• _YOUR TASK_:
All of the entries need to be printed again exactly; pictures are the only thing to omit.

• _Data records for software interfaces_:
((

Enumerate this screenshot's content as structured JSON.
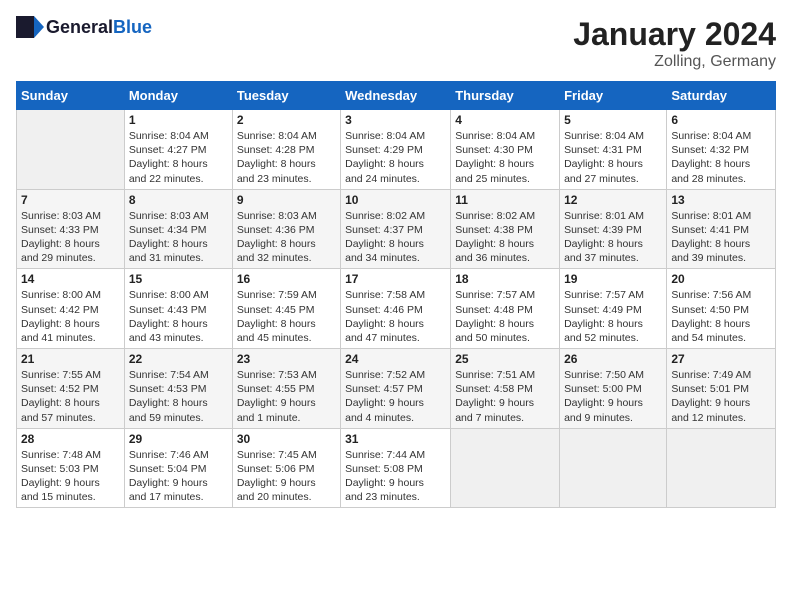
{
  "header": {
    "logo_general": "General",
    "logo_blue": "Blue",
    "title": "January 2024",
    "subtitle": "Zolling, Germany"
  },
  "calendar": {
    "weekdays": [
      "Sunday",
      "Monday",
      "Tuesday",
      "Wednesday",
      "Thursday",
      "Friday",
      "Saturday"
    ],
    "weeks": [
      [
        {
          "day": "",
          "info": ""
        },
        {
          "day": "1",
          "info": "Sunrise: 8:04 AM\nSunset: 4:27 PM\nDaylight: 8 hours\nand 22 minutes."
        },
        {
          "day": "2",
          "info": "Sunrise: 8:04 AM\nSunset: 4:28 PM\nDaylight: 8 hours\nand 23 minutes."
        },
        {
          "day": "3",
          "info": "Sunrise: 8:04 AM\nSunset: 4:29 PM\nDaylight: 8 hours\nand 24 minutes."
        },
        {
          "day": "4",
          "info": "Sunrise: 8:04 AM\nSunset: 4:30 PM\nDaylight: 8 hours\nand 25 minutes."
        },
        {
          "day": "5",
          "info": "Sunrise: 8:04 AM\nSunset: 4:31 PM\nDaylight: 8 hours\nand 27 minutes."
        },
        {
          "day": "6",
          "info": "Sunrise: 8:04 AM\nSunset: 4:32 PM\nDaylight: 8 hours\nand 28 minutes."
        }
      ],
      [
        {
          "day": "7",
          "info": "Sunrise: 8:03 AM\nSunset: 4:33 PM\nDaylight: 8 hours\nand 29 minutes."
        },
        {
          "day": "8",
          "info": "Sunrise: 8:03 AM\nSunset: 4:34 PM\nDaylight: 8 hours\nand 31 minutes."
        },
        {
          "day": "9",
          "info": "Sunrise: 8:03 AM\nSunset: 4:36 PM\nDaylight: 8 hours\nand 32 minutes."
        },
        {
          "day": "10",
          "info": "Sunrise: 8:02 AM\nSunset: 4:37 PM\nDaylight: 8 hours\nand 34 minutes."
        },
        {
          "day": "11",
          "info": "Sunrise: 8:02 AM\nSunset: 4:38 PM\nDaylight: 8 hours\nand 36 minutes."
        },
        {
          "day": "12",
          "info": "Sunrise: 8:01 AM\nSunset: 4:39 PM\nDaylight: 8 hours\nand 37 minutes."
        },
        {
          "day": "13",
          "info": "Sunrise: 8:01 AM\nSunset: 4:41 PM\nDaylight: 8 hours\nand 39 minutes."
        }
      ],
      [
        {
          "day": "14",
          "info": "Sunrise: 8:00 AM\nSunset: 4:42 PM\nDaylight: 8 hours\nand 41 minutes."
        },
        {
          "day": "15",
          "info": "Sunrise: 8:00 AM\nSunset: 4:43 PM\nDaylight: 8 hours\nand 43 minutes."
        },
        {
          "day": "16",
          "info": "Sunrise: 7:59 AM\nSunset: 4:45 PM\nDaylight: 8 hours\nand 45 minutes."
        },
        {
          "day": "17",
          "info": "Sunrise: 7:58 AM\nSunset: 4:46 PM\nDaylight: 8 hours\nand 47 minutes."
        },
        {
          "day": "18",
          "info": "Sunrise: 7:57 AM\nSunset: 4:48 PM\nDaylight: 8 hours\nand 50 minutes."
        },
        {
          "day": "19",
          "info": "Sunrise: 7:57 AM\nSunset: 4:49 PM\nDaylight: 8 hours\nand 52 minutes."
        },
        {
          "day": "20",
          "info": "Sunrise: 7:56 AM\nSunset: 4:50 PM\nDaylight: 8 hours\nand 54 minutes."
        }
      ],
      [
        {
          "day": "21",
          "info": "Sunrise: 7:55 AM\nSunset: 4:52 PM\nDaylight: 8 hours\nand 57 minutes."
        },
        {
          "day": "22",
          "info": "Sunrise: 7:54 AM\nSunset: 4:53 PM\nDaylight: 8 hours\nand 59 minutes."
        },
        {
          "day": "23",
          "info": "Sunrise: 7:53 AM\nSunset: 4:55 PM\nDaylight: 9 hours\nand 1 minute."
        },
        {
          "day": "24",
          "info": "Sunrise: 7:52 AM\nSunset: 4:57 PM\nDaylight: 9 hours\nand 4 minutes."
        },
        {
          "day": "25",
          "info": "Sunrise: 7:51 AM\nSunset: 4:58 PM\nDaylight: 9 hours\nand 7 minutes."
        },
        {
          "day": "26",
          "info": "Sunrise: 7:50 AM\nSunset: 5:00 PM\nDaylight: 9 hours\nand 9 minutes."
        },
        {
          "day": "27",
          "info": "Sunrise: 7:49 AM\nSunset: 5:01 PM\nDaylight: 9 hours\nand 12 minutes."
        }
      ],
      [
        {
          "day": "28",
          "info": "Sunrise: 7:48 AM\nSunset: 5:03 PM\nDaylight: 9 hours\nand 15 minutes."
        },
        {
          "day": "29",
          "info": "Sunrise: 7:46 AM\nSunset: 5:04 PM\nDaylight: 9 hours\nand 17 minutes."
        },
        {
          "day": "30",
          "info": "Sunrise: 7:45 AM\nSunset: 5:06 PM\nDaylight: 9 hours\nand 20 minutes."
        },
        {
          "day": "31",
          "info": "Sunrise: 7:44 AM\nSunset: 5:08 PM\nDaylight: 9 hours\nand 23 minutes."
        },
        {
          "day": "",
          "info": ""
        },
        {
          "day": "",
          "info": ""
        },
        {
          "day": "",
          "info": ""
        }
      ]
    ]
  }
}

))

• _EXPECTED ANSWER_:
Enumerate this screenshot's content as structured JSON.
{
  "header": {
    "logo_general": "General",
    "logo_blue": "Blue",
    "title": "January 2024",
    "subtitle": "Zolling, Germany"
  },
  "calendar": {
    "weekdays": [
      "Sunday",
      "Monday",
      "Tuesday",
      "Wednesday",
      "Thursday",
      "Friday",
      "Saturday"
    ],
    "weeks": [
      [
        {
          "day": "",
          "info": ""
        },
        {
          "day": "1",
          "info": "Sunrise: 8:04 AM\nSunset: 4:27 PM\nDaylight: 8 hours\nand 22 minutes."
        },
        {
          "day": "2",
          "info": "Sunrise: 8:04 AM\nSunset: 4:28 PM\nDaylight: 8 hours\nand 23 minutes."
        },
        {
          "day": "3",
          "info": "Sunrise: 8:04 AM\nSunset: 4:29 PM\nDaylight: 8 hours\nand 24 minutes."
        },
        {
          "day": "4",
          "info": "Sunrise: 8:04 AM\nSunset: 4:30 PM\nDaylight: 8 hours\nand 25 minutes."
        },
        {
          "day": "5",
          "info": "Sunrise: 8:04 AM\nSunset: 4:31 PM\nDaylight: 8 hours\nand 27 minutes."
        },
        {
          "day": "6",
          "info": "Sunrise: 8:04 AM\nSunset: 4:32 PM\nDaylight: 8 hours\nand 28 minutes."
        }
      ],
      [
        {
          "day": "7",
          "info": "Sunrise: 8:03 AM\nSunset: 4:33 PM\nDaylight: 8 hours\nand 29 minutes."
        },
        {
          "day": "8",
          "info": "Sunrise: 8:03 AM\nSunset: 4:34 PM\nDaylight: 8 hours\nand 31 minutes."
        },
        {
          "day": "9",
          "info": "Sunrise: 8:03 AM\nSunset: 4:36 PM\nDaylight: 8 hours\nand 32 minutes."
        },
        {
          "day": "10",
          "info": "Sunrise: 8:02 AM\nSunset: 4:37 PM\nDaylight: 8 hours\nand 34 minutes."
        },
        {
          "day": "11",
          "info": "Sunrise: 8:02 AM\nSunset: 4:38 PM\nDaylight: 8 hours\nand 36 minutes."
        },
        {
          "day": "12",
          "info": "Sunrise: 8:01 AM\nSunset: 4:39 PM\nDaylight: 8 hours\nand 37 minutes."
        },
        {
          "day": "13",
          "info": "Sunrise: 8:01 AM\nSunset: 4:41 PM\nDaylight: 8 hours\nand 39 minutes."
        }
      ],
      [
        {
          "day": "14",
          "info": "Sunrise: 8:00 AM\nSunset: 4:42 PM\nDaylight: 8 hours\nand 41 minutes."
        },
        {
          "day": "15",
          "info": "Sunrise: 8:00 AM\nSunset: 4:43 PM\nDaylight: 8 hours\nand 43 minutes."
        },
        {
          "day": "16",
          "info": "Sunrise: 7:59 AM\nSunset: 4:45 PM\nDaylight: 8 hours\nand 45 minutes."
        },
        {
          "day": "17",
          "info": "Sunrise: 7:58 AM\nSunset: 4:46 PM\nDaylight: 8 hours\nand 47 minutes."
        },
        {
          "day": "18",
          "info": "Sunrise: 7:57 AM\nSunset: 4:48 PM\nDaylight: 8 hours\nand 50 minutes."
        },
        {
          "day": "19",
          "info": "Sunrise: 7:57 AM\nSunset: 4:49 PM\nDaylight: 8 hours\nand 52 minutes."
        },
        {
          "day": "20",
          "info": "Sunrise: 7:56 AM\nSunset: 4:50 PM\nDaylight: 8 hours\nand 54 minutes."
        }
      ],
      [
        {
          "day": "21",
          "info": "Sunrise: 7:55 AM\nSunset: 4:52 PM\nDaylight: 8 hours\nand 57 minutes."
        },
        {
          "day": "22",
          "info": "Sunrise: 7:54 AM\nSunset: 4:53 PM\nDaylight: 8 hours\nand 59 minutes."
        },
        {
          "day": "23",
          "info": "Sunrise: 7:53 AM\nSunset: 4:55 PM\nDaylight: 9 hours\nand 1 minute."
        },
        {
          "day": "24",
          "info": "Sunrise: 7:52 AM\nSunset: 4:57 PM\nDaylight: 9 hours\nand 4 minutes."
        },
        {
          "day": "25",
          "info": "Sunrise: 7:51 AM\nSunset: 4:58 PM\nDaylight: 9 hours\nand 7 minutes."
        },
        {
          "day": "26",
          "info": "Sunrise: 7:50 AM\nSunset: 5:00 PM\nDaylight: 9 hours\nand 9 minutes."
        },
        {
          "day": "27",
          "info": "Sunrise: 7:49 AM\nSunset: 5:01 PM\nDaylight: 9 hours\nand 12 minutes."
        }
      ],
      [
        {
          "day": "28",
          "info": "Sunrise: 7:48 AM\nSunset: 5:03 PM\nDaylight: 9 hours\nand 15 minutes."
        },
        {
          "day": "29",
          "info": "Sunrise: 7:46 AM\nSunset: 5:04 PM\nDaylight: 9 hours\nand 17 minutes."
        },
        {
          "day": "30",
          "info": "Sunrise: 7:45 AM\nSunset: 5:06 PM\nDaylight: 9 hours\nand 20 minutes."
        },
        {
          "day": "31",
          "info": "Sunrise: 7:44 AM\nSunset: 5:08 PM\nDaylight: 9 hours\nand 23 minutes."
        },
        {
          "day": "",
          "info": ""
        },
        {
          "day": "",
          "info": ""
        },
        {
          "day": "",
          "info": ""
        }
      ]
    ]
  }
}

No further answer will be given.